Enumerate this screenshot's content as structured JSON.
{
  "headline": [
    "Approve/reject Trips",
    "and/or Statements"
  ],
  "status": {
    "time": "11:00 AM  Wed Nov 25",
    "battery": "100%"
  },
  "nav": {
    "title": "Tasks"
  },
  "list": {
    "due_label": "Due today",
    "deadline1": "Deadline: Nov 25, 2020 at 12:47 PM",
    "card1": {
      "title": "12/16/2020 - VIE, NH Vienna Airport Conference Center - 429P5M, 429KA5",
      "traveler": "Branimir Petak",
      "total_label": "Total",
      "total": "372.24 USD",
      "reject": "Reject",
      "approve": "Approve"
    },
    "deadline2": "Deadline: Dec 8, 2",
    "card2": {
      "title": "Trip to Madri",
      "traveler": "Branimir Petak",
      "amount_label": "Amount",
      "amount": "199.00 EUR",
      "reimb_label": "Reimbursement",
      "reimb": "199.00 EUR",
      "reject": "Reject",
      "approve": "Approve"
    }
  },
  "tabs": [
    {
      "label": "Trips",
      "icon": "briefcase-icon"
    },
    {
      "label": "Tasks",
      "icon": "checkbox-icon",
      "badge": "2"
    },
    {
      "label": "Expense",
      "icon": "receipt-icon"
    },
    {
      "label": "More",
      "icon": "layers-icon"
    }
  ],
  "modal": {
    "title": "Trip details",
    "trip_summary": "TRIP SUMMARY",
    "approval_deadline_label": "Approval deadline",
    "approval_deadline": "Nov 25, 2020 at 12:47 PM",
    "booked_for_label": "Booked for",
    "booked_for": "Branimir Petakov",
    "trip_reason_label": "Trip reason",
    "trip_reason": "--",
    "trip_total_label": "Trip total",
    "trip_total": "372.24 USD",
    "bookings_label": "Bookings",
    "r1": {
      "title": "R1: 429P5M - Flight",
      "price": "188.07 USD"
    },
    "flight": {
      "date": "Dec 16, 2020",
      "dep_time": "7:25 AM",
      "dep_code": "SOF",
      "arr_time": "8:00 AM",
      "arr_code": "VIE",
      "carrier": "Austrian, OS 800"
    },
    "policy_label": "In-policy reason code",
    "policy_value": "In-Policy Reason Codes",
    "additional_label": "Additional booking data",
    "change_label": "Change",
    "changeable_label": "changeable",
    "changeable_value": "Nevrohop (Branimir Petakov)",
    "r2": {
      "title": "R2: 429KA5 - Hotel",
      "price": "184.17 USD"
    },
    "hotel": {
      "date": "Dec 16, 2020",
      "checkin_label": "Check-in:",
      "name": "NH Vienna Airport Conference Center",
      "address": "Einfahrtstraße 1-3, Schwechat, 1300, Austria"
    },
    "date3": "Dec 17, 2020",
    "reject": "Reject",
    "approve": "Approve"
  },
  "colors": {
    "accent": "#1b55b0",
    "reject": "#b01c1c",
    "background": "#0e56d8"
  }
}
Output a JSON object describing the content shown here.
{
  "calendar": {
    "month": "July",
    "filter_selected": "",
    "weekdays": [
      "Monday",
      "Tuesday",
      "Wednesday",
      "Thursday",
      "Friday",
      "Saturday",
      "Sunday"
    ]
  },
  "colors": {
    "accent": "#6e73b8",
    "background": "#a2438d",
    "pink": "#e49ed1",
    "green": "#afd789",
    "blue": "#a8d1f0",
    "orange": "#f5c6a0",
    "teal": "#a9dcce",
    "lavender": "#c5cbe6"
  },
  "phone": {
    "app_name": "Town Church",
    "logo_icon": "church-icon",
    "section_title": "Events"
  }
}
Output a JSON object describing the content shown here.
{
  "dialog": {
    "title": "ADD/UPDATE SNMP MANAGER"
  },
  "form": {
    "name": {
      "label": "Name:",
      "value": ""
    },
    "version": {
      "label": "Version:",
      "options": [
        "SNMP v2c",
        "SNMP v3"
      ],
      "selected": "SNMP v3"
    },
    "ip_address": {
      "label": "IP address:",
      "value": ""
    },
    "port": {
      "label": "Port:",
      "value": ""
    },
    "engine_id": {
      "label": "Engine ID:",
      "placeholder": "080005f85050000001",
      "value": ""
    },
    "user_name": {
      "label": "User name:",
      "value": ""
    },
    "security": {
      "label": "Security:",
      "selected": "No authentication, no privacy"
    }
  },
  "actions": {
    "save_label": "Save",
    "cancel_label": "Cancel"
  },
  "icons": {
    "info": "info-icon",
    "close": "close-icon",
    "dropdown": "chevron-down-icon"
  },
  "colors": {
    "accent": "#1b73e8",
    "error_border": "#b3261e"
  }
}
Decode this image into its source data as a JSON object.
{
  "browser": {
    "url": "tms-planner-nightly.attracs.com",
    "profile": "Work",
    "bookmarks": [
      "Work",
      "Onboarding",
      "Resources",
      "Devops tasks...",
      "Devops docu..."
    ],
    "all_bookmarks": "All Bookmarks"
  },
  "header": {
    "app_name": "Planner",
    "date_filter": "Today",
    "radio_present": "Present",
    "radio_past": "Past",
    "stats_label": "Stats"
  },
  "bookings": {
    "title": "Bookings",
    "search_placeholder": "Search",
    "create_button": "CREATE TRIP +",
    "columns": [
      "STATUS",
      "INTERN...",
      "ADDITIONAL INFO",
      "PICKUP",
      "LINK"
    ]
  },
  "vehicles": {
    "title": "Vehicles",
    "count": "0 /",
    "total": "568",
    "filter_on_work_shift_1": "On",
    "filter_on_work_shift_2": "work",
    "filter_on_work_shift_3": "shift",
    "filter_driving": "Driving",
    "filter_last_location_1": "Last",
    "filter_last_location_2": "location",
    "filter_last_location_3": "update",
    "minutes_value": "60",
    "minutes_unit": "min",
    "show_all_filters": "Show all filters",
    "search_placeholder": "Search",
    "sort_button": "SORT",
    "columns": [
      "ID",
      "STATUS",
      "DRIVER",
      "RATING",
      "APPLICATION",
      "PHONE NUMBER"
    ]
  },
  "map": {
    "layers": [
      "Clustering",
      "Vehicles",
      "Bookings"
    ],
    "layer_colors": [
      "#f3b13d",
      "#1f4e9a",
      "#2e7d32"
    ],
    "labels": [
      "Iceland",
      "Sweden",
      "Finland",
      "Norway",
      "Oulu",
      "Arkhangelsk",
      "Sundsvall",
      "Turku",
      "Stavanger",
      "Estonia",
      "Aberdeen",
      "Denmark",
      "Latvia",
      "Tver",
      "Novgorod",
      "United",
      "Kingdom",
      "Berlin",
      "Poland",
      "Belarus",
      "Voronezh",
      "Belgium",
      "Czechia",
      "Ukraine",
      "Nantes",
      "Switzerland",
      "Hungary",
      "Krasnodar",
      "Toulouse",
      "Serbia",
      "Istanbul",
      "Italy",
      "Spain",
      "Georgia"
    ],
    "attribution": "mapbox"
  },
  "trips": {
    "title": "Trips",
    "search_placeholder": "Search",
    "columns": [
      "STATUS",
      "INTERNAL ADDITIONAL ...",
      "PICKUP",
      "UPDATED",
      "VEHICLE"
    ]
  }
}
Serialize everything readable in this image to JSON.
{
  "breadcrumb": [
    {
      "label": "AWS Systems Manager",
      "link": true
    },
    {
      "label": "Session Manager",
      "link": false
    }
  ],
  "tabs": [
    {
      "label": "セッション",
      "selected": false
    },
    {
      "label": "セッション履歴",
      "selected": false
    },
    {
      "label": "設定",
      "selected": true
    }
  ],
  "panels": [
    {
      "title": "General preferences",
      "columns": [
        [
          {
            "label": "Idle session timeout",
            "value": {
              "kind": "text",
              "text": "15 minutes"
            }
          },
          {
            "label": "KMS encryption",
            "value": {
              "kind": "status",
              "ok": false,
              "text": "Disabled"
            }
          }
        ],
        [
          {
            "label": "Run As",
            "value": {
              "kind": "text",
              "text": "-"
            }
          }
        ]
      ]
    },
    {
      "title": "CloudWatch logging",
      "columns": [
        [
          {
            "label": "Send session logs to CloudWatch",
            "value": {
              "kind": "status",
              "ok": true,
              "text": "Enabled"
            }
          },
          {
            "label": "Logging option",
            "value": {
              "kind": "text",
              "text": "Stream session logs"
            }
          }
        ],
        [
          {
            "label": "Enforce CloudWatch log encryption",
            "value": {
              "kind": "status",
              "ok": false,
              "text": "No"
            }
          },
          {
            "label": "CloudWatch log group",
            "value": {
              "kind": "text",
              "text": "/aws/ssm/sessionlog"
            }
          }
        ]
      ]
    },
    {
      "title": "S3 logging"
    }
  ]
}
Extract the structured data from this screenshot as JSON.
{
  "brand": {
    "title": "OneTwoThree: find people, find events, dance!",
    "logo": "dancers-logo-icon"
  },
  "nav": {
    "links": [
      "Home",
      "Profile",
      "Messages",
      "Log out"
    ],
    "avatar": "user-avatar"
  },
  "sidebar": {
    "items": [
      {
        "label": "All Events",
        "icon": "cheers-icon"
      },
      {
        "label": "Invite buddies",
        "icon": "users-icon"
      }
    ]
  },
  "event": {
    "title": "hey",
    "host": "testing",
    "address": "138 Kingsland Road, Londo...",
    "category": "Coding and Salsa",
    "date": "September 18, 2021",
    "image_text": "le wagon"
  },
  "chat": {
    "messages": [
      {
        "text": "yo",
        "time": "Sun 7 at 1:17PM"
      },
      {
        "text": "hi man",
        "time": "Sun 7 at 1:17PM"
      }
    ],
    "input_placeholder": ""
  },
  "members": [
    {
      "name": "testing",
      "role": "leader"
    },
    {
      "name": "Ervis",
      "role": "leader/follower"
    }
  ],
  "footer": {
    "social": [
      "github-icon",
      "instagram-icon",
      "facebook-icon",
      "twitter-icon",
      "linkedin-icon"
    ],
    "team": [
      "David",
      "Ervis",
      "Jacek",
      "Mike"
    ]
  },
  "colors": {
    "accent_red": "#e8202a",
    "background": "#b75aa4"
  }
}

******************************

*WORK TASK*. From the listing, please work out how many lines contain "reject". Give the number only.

*YOUR RESPONSE*. 5